The answer lies in the overall financing strategy for your company. I always tell my clients to work backwards from IPO/sale of the company (remember, if you are trying to finance yourself within the venture capital model, your business strategy has to steer to a liquidity event within 5-7 years). How much capital will you need to build product, customer channels and revenue?
Software companies typically need much less capital than fabless emiconductor plays (where the rule of thumb is $10 million to tape out one chip). You may need as many as 5-10 rounds before the company is sold, or $50 million ++ to reach that point. That's $50 million that will receive its return on capital in preference to anything you might receive as a common shareholder. And, if that invested money also had a participation right, it will also share in any proceeds distributed to common shareholders.
Very few Canadian startups have engineered acquisitions for more than $100 million, ever. Which means you need to consider now what a liquidation preference means for your stake in the company as a founder in the long term.
Are you likely to negotiate away a liquidation preference? No, unless you have a very solid track record for successful startups. VCs must have a floor that will guarantee some minmum return on investment. The better approach is to start considering now how to structure compensation (and your future contributions ot the business) to mitigate against the impact of multiple liquidation preferences.
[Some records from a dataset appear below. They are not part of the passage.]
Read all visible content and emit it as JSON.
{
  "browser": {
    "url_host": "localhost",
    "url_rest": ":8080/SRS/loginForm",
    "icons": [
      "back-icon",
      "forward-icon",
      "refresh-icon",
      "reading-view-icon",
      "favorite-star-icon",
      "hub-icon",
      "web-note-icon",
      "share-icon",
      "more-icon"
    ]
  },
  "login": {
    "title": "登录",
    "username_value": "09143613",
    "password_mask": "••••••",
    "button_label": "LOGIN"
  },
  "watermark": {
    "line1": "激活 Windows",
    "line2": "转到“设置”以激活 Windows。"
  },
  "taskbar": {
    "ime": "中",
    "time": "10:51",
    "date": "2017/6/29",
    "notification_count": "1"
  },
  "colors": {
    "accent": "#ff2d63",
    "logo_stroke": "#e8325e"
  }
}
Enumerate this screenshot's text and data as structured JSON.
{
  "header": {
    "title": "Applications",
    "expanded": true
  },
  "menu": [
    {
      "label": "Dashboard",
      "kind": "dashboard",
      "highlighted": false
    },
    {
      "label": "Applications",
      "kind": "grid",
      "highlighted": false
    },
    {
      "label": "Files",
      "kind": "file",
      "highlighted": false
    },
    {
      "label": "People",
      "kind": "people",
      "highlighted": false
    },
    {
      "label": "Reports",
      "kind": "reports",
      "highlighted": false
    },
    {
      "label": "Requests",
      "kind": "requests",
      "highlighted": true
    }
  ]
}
Here, US startups - many of whom received punishing liquidation preferences as part of financing rounds done during the internet meltdown - provide great examples of how to adjust management compensation where there are multiple liquidation preferences.